bookcover.Jews and Muslims have been intertwined for fourteen centuries.  Their long relationship is the subject of A History of Jewish-Muslim Relations: From the Origins to the Present Day (Princeton University Press, 2013). This elegant and learned new book is edited by Abdelwahab Meddeb, a professor of comparative literature at the University of Paris-X (Nanterre), and Benjamin Stora, University Professor at the University of Paris-XIII (Villetaneuse).

A History of Jewish-Muslim Relations features articles by a distinguished team of scholars of Islamic and Jewish history.  Among these scholars is Mark R. Cohen, who is both Emeritus Professor of Near Eastern Studies and Khedouri A. Zilkha Professor of Jewish Civilization in the Near East, Emeritus at Princeton University.  Cohen was educated at Brandeis University, Columbia University, and the Jewish Theological Seminary.  He is the author of Poverty and Charity in the Jewish Community of Medieval Egypt (Princeton University Press, 2005), The Voice of the Poor in the Middle Ages: An Anthology of Documents from the Cairo Geniza (Princeton University Press, 2005), and Under Crescent and Cross: The Jews in the Middle Ages (Princeton University Press, 1994; revised edition, 2008).

This book has been translated into many languages, including Hebrew, Arabic, Turkish, French, German, Romanian, Czech, Russian, and soon in Spanish. In 2010, Cohen was awarded the first Goldziher Prize for scholarship promoting a better understanding between Jews and Muslims.

Mark R. Cohen discusses A History of Jewish-Muslim Relations in this exclusive interview.

How is this new book “a reunion” and “a restoration” of the historical bonds between Jews and Muslims?

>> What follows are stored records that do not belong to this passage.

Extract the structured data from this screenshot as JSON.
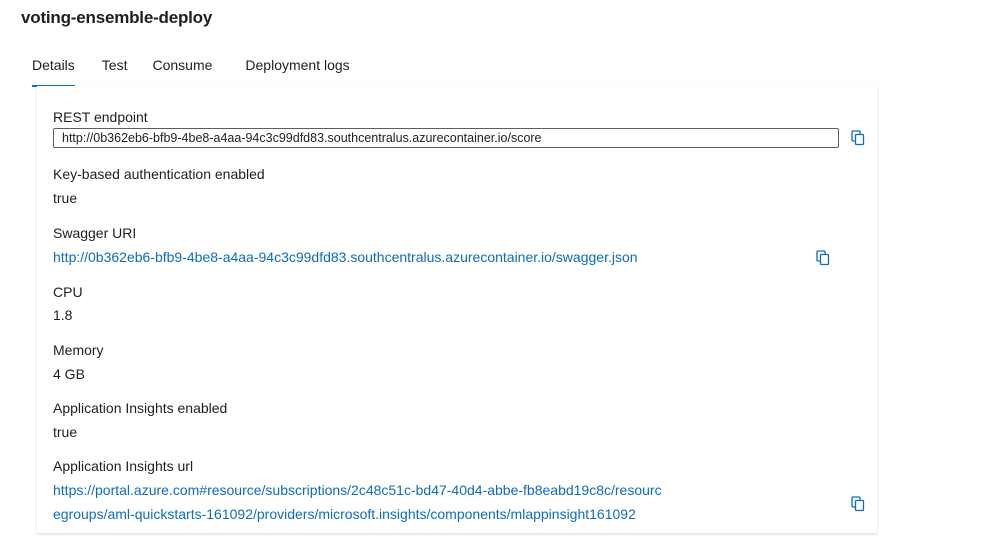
{
  "page": {
    "title": "voting-ensemble-deploy"
  },
  "tabs": [
    {
      "label": "Details",
      "active": true
    },
    {
      "label": "Test",
      "active": false
    },
    {
      "label": "Consume",
      "active": false
    },
    {
      "label": "Deployment logs",
      "active": false
    }
  ],
  "details": {
    "rest_endpoint": {
      "label": "REST endpoint",
      "value": "http://0b362eb6-bfb9-4be8-a4aa-94c3c99dfd83.southcentralus.azurecontainer.io/score"
    },
    "key_auth": {
      "label": "Key-based authentication enabled",
      "value": "true"
    },
    "swagger": {
      "label": "Swagger URI",
      "value": "http://0b362eb6-bfb9-4be8-a4aa-94c3c99dfd83.southcentralus.azurecontainer.io/swagger.json"
    },
    "cpu": {
      "label": "CPU",
      "value": "1.8"
    },
    "memory": {
      "label": "Memory",
      "value": "4 GB"
    },
    "app_insights": {
      "label": "Application Insights enabled",
      "value": "true"
    },
    "app_insights_url": {
      "label": "Application Insights url",
      "line1": "https://portal.azure.com#resource/subscriptions/2c48c51c-bd47-40d4-abbe-fb8eabd19c8c/resourc",
      "line2": "egroups/aml-quickstarts-161092/providers/microsoft.insights/components/mlappinsight161092"
    }
  },
  "colors": {
    "accent": "#0078d4",
    "link": "#0f6cbd",
    "text": "#201f1e"
  },
  "icons": {
    "copy": "copy-icon"
  }
}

Jews and Muslims lived together for centuries in close proximity. Judaism contributed ideas and concepts to Islam. Islam, in turn, contributed much to Judaism. The book aims, among other things, to inform readers of these and other aspects of Jewish-Muslim coexistence, which, in the present state of things in the world, have been forgotten behind the smoke of conflict. Continue reading

by BRUCE B. LAWRENCE for ISLAMiCommentary and TIRN on NOVEMBER 29, 2012:

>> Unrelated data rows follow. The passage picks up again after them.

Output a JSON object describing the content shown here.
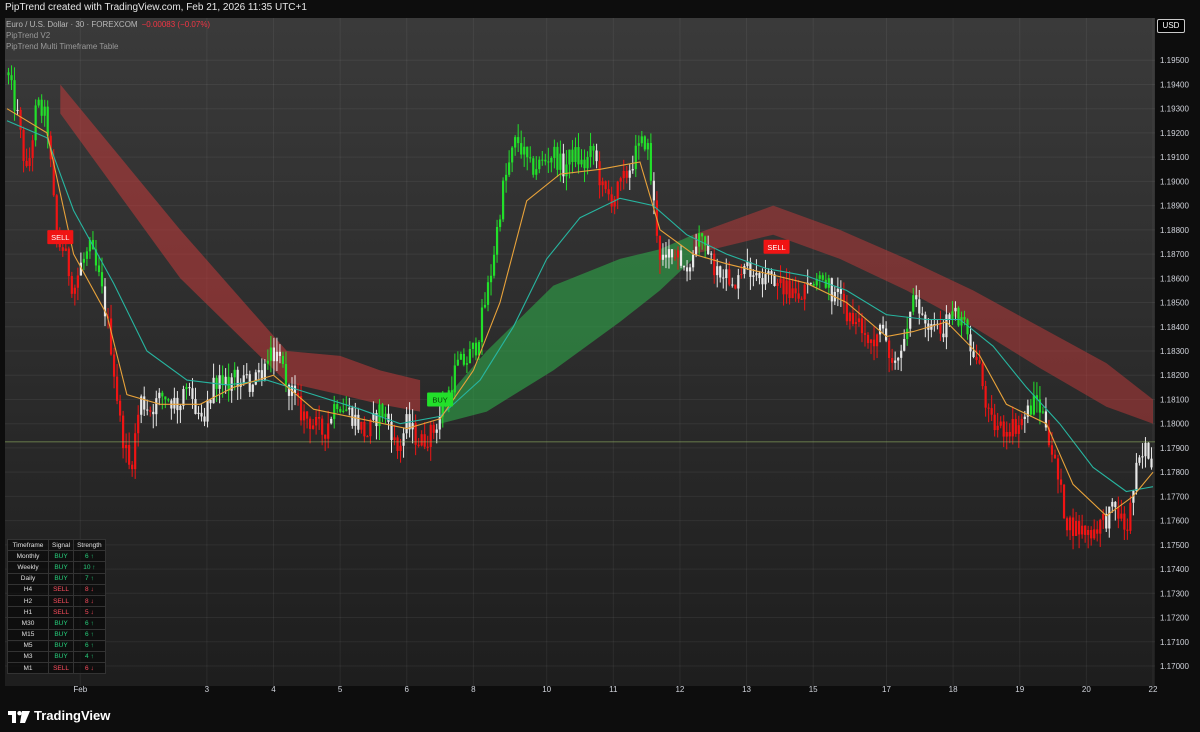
{
  "header": {
    "text": "PipTrend created with TradingView.com, Feb 21, 2026 11:35 UTC+1"
  },
  "legend": {
    "symbol": "Euro / U.S. Dollar · 30 · FOREXCOM",
    "change": "−0.00083 (−0.07%)",
    "indicator1": "PipTrend V2",
    "indicator2": "PipTrend Multi Timeframe Table"
  },
  "currency": "USD",
  "footer": {
    "brand": "TradingView"
  },
  "mtf_table": {
    "headers": [
      "Timeframe",
      "Signal",
      "Strength"
    ],
    "rows": [
      {
        "tf": "Monthly",
        "signal": "BUY",
        "strength": "6 ↑"
      },
      {
        "tf": "Weekly",
        "signal": "BUY",
        "strength": "10 ↑"
      },
      {
        "tf": "Daily",
        "signal": "BUY",
        "strength": "7 ↑"
      },
      {
        "tf": "H4",
        "signal": "SELL",
        "strength": "8 ↓"
      },
      {
        "tf": "H2",
        "signal": "SELL",
        "strength": "8 ↓"
      },
      {
        "tf": "H1",
        "signal": "SELL",
        "strength": "5 ↓"
      },
      {
        "tf": "M30",
        "signal": "BUY",
        "strength": "6 ↑"
      },
      {
        "tf": "M15",
        "signal": "BUY",
        "strength": "6 ↑"
      },
      {
        "tf": "M5",
        "signal": "BUY",
        "strength": "6 ↑"
      },
      {
        "tf": "M3",
        "signal": "BUY",
        "strength": "4 ↑"
      },
      {
        "tf": "M1",
        "signal": "SELL",
        "strength": "6 ↓"
      }
    ]
  },
  "colors": {
    "bull": "#22e02a",
    "bear": "#f01414",
    "neutral": "#e8e8e8",
    "fast_ma": "#e8a23a",
    "slow_ma": "#27b5a0",
    "cloud_bear": "#c23a3a",
    "cloud_bull": "#2fa84a",
    "buy_label": "#22e02a",
    "sell_label": "#f01414"
  },
  "chart_data": {
    "type": "line",
    "title": "Euro / U.S. Dollar · 30 · FOREXCOM",
    "ylim": [
      1.17,
      1.196
    ],
    "y_ticks": [
      "1.19500",
      "1.19400",
      "1.19300",
      "1.19200",
      "1.19100",
      "1.19000",
      "1.18900",
      "1.18800",
      "1.18700",
      "1.18600",
      "1.18500",
      "1.18400",
      "1.18300",
      "1.18200",
      "1.18100",
      "1.18000",
      "1.17900",
      "1.17800",
      "1.17700",
      "1.17600",
      "1.17500",
      "1.17400",
      "1.17300",
      "1.17200",
      "1.17100",
      "1.17000"
    ],
    "x_ticks": [
      {
        "label": "Feb",
        "day": 1.1
      },
      {
        "label": "3",
        "day": 3
      },
      {
        "label": "4",
        "day": 4
      },
      {
        "label": "5",
        "day": 5
      },
      {
        "label": "6",
        "day": 6
      },
      {
        "label": "8",
        "day": 7
      },
      {
        "label": "10",
        "day": 8.1
      },
      {
        "label": "11",
        "day": 9.1
      },
      {
        "label": "12",
        "day": 10.1
      },
      {
        "label": "13",
        "day": 11.1
      },
      {
        "label": "15",
        "day": 12.1
      },
      {
        "label": "17",
        "day": 13.2
      },
      {
        "label": "18",
        "day": 14.2
      },
      {
        "label": "19",
        "day": 15.2
      },
      {
        "label": "20",
        "day": 16.2
      },
      {
        "label": "22",
        "day": 17.2
      }
    ],
    "x_range": [
      0,
      17.2
    ],
    "grid": true,
    "price_points": [
      [
        0,
        1.1945
      ],
      [
        0.15,
        1.1928
      ],
      [
        0.3,
        1.1902
      ],
      [
        0.45,
        1.1932
      ],
      [
        0.6,
        1.1925
      ],
      [
        0.75,
        1.1875
      ],
      [
        0.85,
        1.1872
      ],
      [
        1.0,
        1.1855
      ],
      [
        1.1,
        1.1865
      ],
      [
        1.25,
        1.1872
      ],
      [
        1.4,
        1.1858
      ],
      [
        1.55,
        1.1835
      ],
      [
        1.7,
        1.18
      ],
      [
        1.85,
        1.178
      ],
      [
        2.0,
        1.181
      ],
      [
        2.15,
        1.1806
      ],
      [
        2.35,
        1.1812
      ],
      [
        2.55,
        1.1808
      ],
      [
        2.75,
        1.1812
      ],
      [
        2.95,
        1.18
      ],
      [
        3.1,
        1.1815
      ],
      [
        3.3,
        1.1817
      ],
      [
        3.5,
        1.1819
      ],
      [
        3.7,
        1.1816
      ],
      [
        3.9,
        1.1825
      ],
      [
        4.05,
        1.183
      ],
      [
        4.2,
        1.1818
      ],
      [
        4.4,
        1.1805
      ],
      [
        4.6,
        1.18
      ],
      [
        4.75,
        1.1796
      ],
      [
        4.95,
        1.181
      ],
      [
        5.2,
        1.1803
      ],
      [
        5.4,
        1.1795
      ],
      [
        5.6,
        1.1806
      ],
      [
        5.75,
        1.18
      ],
      [
        5.85,
        1.1788
      ],
      [
        6.0,
        1.18
      ],
      [
        6.2,
        1.1792
      ],
      [
        6.4,
        1.1797
      ],
      [
        6.6,
        1.181
      ],
      [
        6.75,
        1.1824
      ],
      [
        6.9,
        1.1826
      ],
      [
        7.05,
        1.1833
      ],
      [
        7.25,
        1.186
      ],
      [
        7.45,
        1.1898
      ],
      [
        7.65,
        1.1918
      ],
      [
        7.85,
        1.1905
      ],
      [
        8.05,
        1.1908
      ],
      [
        8.2,
        1.1912
      ],
      [
        8.35,
        1.1905
      ],
      [
        8.5,
        1.1912
      ],
      [
        8.65,
        1.1906
      ],
      [
        8.8,
        1.1913
      ],
      [
        8.95,
        1.1895
      ],
      [
        9.1,
        1.1893
      ],
      [
        9.25,
        1.19
      ],
      [
        9.45,
        1.1912
      ],
      [
        9.6,
        1.1918
      ],
      [
        9.7,
        1.1892
      ],
      [
        9.8,
        1.187
      ],
      [
        9.9,
        1.1865
      ],
      [
        10.0,
        1.1875
      ],
      [
        10.15,
        1.1862
      ],
      [
        10.3,
        1.187
      ],
      [
        10.45,
        1.1878
      ],
      [
        10.6,
        1.1865
      ],
      [
        10.75,
        1.1863
      ],
      [
        10.95,
        1.186
      ],
      [
        11.15,
        1.1865
      ],
      [
        11.3,
        1.1862
      ],
      [
        11.5,
        1.186
      ],
      [
        11.7,
        1.1855
      ],
      [
        11.9,
        1.1852
      ],
      [
        12.1,
        1.186
      ],
      [
        12.3,
        1.1858
      ],
      [
        12.5,
        1.185
      ],
      [
        12.7,
        1.1843
      ],
      [
        12.95,
        1.1833
      ],
      [
        13.15,
        1.1838
      ],
      [
        13.35,
        1.1823
      ],
      [
        13.6,
        1.185
      ],
      [
        13.8,
        1.1842
      ],
      [
        14.0,
        1.1838
      ],
      [
        14.2,
        1.1846
      ],
      [
        14.4,
        1.1838
      ],
      [
        14.6,
        1.1822
      ],
      [
        14.75,
        1.18
      ],
      [
        14.95,
        1.1798
      ],
      [
        15.2,
        1.18
      ],
      [
        15.45,
        1.181
      ],
      [
        15.6,
        1.18
      ],
      [
        15.75,
        1.178
      ],
      [
        15.9,
        1.176
      ],
      [
        16.05,
        1.1757
      ],
      [
        16.25,
        1.1755
      ],
      [
        16.45,
        1.176
      ],
      [
        16.65,
        1.1765
      ],
      [
        16.8,
        1.1755
      ],
      [
        16.95,
        1.178
      ],
      [
        17.1,
        1.179
      ],
      [
        17.2,
        1.1785
      ]
    ],
    "fast_ma": [
      [
        0,
        1.193
      ],
      [
        0.6,
        1.192
      ],
      [
        1.0,
        1.187
      ],
      [
        1.5,
        1.1845
      ],
      [
        1.8,
        1.1812
      ],
      [
        2.3,
        1.1808
      ],
      [
        2.9,
        1.1808
      ],
      [
        3.4,
        1.1815
      ],
      [
        4.0,
        1.182
      ],
      [
        4.6,
        1.1806
      ],
      [
        5.3,
        1.1802
      ],
      [
        6.0,
        1.1798
      ],
      [
        6.5,
        1.1802
      ],
      [
        7.0,
        1.1822
      ],
      [
        7.4,
        1.185
      ],
      [
        7.8,
        1.1892
      ],
      [
        8.3,
        1.1903
      ],
      [
        8.9,
        1.1905
      ],
      [
        9.5,
        1.1908
      ],
      [
        9.8,
        1.188
      ],
      [
        10.3,
        1.187
      ],
      [
        10.8,
        1.1866
      ],
      [
        11.4,
        1.1862
      ],
      [
        12.0,
        1.1858
      ],
      [
        12.6,
        1.185
      ],
      [
        13.2,
        1.1836
      ],
      [
        13.6,
        1.1838
      ],
      [
        14.1,
        1.1842
      ],
      [
        14.6,
        1.1828
      ],
      [
        15.0,
        1.1808
      ],
      [
        15.6,
        1.18
      ],
      [
        16.0,
        1.1775
      ],
      [
        16.5,
        1.1762
      ],
      [
        16.9,
        1.177
      ],
      [
        17.2,
        1.178
      ]
    ],
    "slow_ma": [
      [
        0,
        1.1925
      ],
      [
        0.6,
        1.1918
      ],
      [
        1.0,
        1.1888
      ],
      [
        1.6,
        1.1858
      ],
      [
        2.1,
        1.183
      ],
      [
        2.7,
        1.1818
      ],
      [
        3.3,
        1.1816
      ],
      [
        3.9,
        1.1818
      ],
      [
        4.6,
        1.1812
      ],
      [
        5.3,
        1.1806
      ],
      [
        5.9,
        1.18
      ],
      [
        6.5,
        1.1803
      ],
      [
        7.1,
        1.1818
      ],
      [
        7.6,
        1.184
      ],
      [
        8.1,
        1.1868
      ],
      [
        8.6,
        1.1885
      ],
      [
        9.2,
        1.1893
      ],
      [
        9.7,
        1.189
      ],
      [
        10.2,
        1.1878
      ],
      [
        10.8,
        1.187
      ],
      [
        11.4,
        1.1864
      ],
      [
        12.0,
        1.1861
      ],
      [
        12.6,
        1.1855
      ],
      [
        13.2,
        1.1845
      ],
      [
        13.8,
        1.1843
      ],
      [
        14.3,
        1.1843
      ],
      [
        14.8,
        1.1832
      ],
      [
        15.3,
        1.1815
      ],
      [
        15.8,
        1.18
      ],
      [
        16.3,
        1.1782
      ],
      [
        16.8,
        1.1772
      ],
      [
        17.2,
        1.1774
      ]
    ],
    "cloud_bear": {
      "upper": [
        [
          0.8,
          1.194
        ],
        [
          2.6,
          1.188
        ],
        [
          4.2,
          1.183
        ],
        [
          5.0,
          1.1828
        ],
        [
          5.6,
          1.1822
        ],
        [
          6.2,
          1.1818
        ]
      ],
      "lower": [
        [
          0.8,
          1.1928
        ],
        [
          2.6,
          1.186
        ],
        [
          4.2,
          1.1817
        ],
        [
          5.0,
          1.1812
        ],
        [
          5.6,
          1.1808
        ],
        [
          6.2,
          1.1805
        ]
      ]
    },
    "cloud_bull": {
      "upper": [
        [
          6.5,
          1.1808
        ],
        [
          7.2,
          1.183
        ],
        [
          8.2,
          1.1857
        ],
        [
          9.2,
          1.1868
        ],
        [
          9.8,
          1.1872
        ],
        [
          10.3,
          1.1878
        ]
      ],
      "lower": [
        [
          6.5,
          1.18
        ],
        [
          7.2,
          1.1805
        ],
        [
          8.2,
          1.1822
        ],
        [
          9.2,
          1.1842
        ],
        [
          9.8,
          1.1855
        ],
        [
          10.3,
          1.1868
        ]
      ]
    },
    "cloud_bear2": {
      "upper": [
        [
          10.3,
          1.1878
        ],
        [
          11.5,
          1.189
        ],
        [
          12.5,
          1.188
        ],
        [
          13.5,
          1.1868
        ],
        [
          14.5,
          1.1855
        ],
        [
          15.5,
          1.184
        ],
        [
          16.5,
          1.1825
        ],
        [
          17.2,
          1.181
        ]
      ],
      "lower": [
        [
          10.3,
          1.187
        ],
        [
          11.5,
          1.1878
        ],
        [
          12.5,
          1.1868
        ],
        [
          13.5,
          1.1855
        ],
        [
          14.5,
          1.184
        ],
        [
          15.5,
          1.1823
        ],
        [
          16.5,
          1.1807
        ],
        [
          17.2,
          1.18
        ]
      ]
    },
    "last_price": 1.17925,
    "signals": [
      {
        "label": "SELL",
        "day": 0.8,
        "price": 1.1877
      },
      {
        "label": "BUY",
        "day": 6.5,
        "price": 1.181
      },
      {
        "label": "SELL",
        "day": 11.55,
        "price": 1.1873
      }
    ]
  }
}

What can we learn from an aging Turkish Imam with a pan-Turkish cultural movement to his name and a deceased Algerian philosopher — both of whom command attention as devout Muslims and men of science — about civilizational rebuilding in the modern era?

Scholars gathered in Algiers from Nov 21-22 at the College of Islamic Sciences at the University of Algiers to find out.

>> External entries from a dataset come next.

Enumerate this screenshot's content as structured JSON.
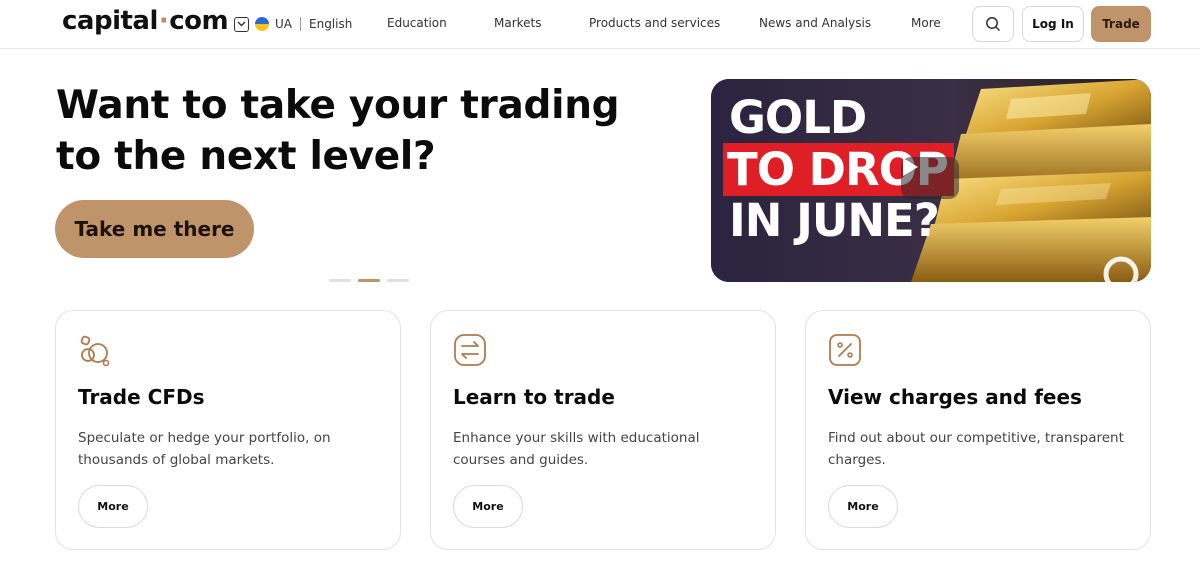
{
  "header": {
    "logo_left": "capital",
    "logo_dot": "·",
    "logo_right": "com",
    "country_code": "UA",
    "language": "English",
    "nav": [
      "Education",
      "Markets",
      "Products and services",
      "News and Analysis",
      "More"
    ],
    "search_icon": "search-icon",
    "login_label": "Log In",
    "trade_label": "Trade"
  },
  "hero": {
    "title": "Want to take your trading to the next level?",
    "cta_label": "Take me there",
    "carousel_active_index": 2,
    "carousel_count": 3,
    "video": {
      "line1": "GOLD",
      "line2": "TO DROP",
      "line3": "IN JUNE?",
      "play_icon": "play-icon"
    }
  },
  "cards": [
    {
      "icon": "coins-icon",
      "title": "Trade CFDs",
      "description": "Speculate or hedge your portfolio, on thousands of global markets.",
      "more_label": "More"
    },
    {
      "icon": "exchange-arrows-icon",
      "title": "Learn to trade",
      "description": "Enhance your skills with educational courses and guides.",
      "more_label": "More"
    },
    {
      "icon": "percent-icon",
      "title": "View charges and fees",
      "description": "Find out about our competitive, transparent charges.",
      "more_label": "More"
    }
  ],
  "colors": {
    "accent": "#c0946a",
    "video_red": "#e01e26",
    "gold": "#d9a532"
  }
}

“The Philosophy of Civilizational Rebuilding, according to Malek Bennabi and Fetullah Gülen: Guidelines for Creative Thinking & Effective Action” was the theme for the conference, and I was invited to give a paper on this weighty subject. Continue reading

by MBAYE LO for ISLAMiCommentary and TIRN on NOVEMBER 14, 2012:

“One side argues from a perspective of freedom and mercy, as is the case with the academics, while the militants argue from the perspective of what they consider justice. The extreme diligence in pursuit of each set of values would violate the entirety of the other.” — Mbaye Lo

The response of academics and Muslims religious groups to the blowback generated by the film the “Innocence of Muslims” this past September — in the form of violent protests across the Muslim world — is the latest example of a clear disconnect in our attempts to address the problem of Islamic militancy, and warrants a clear retrospective analysis.

Most liberal academics and American Muslim religious groups tend to be apologetic about the behavior of citizens-turned-militants, rather than constructively engaging the militants’ arguments. Continue reading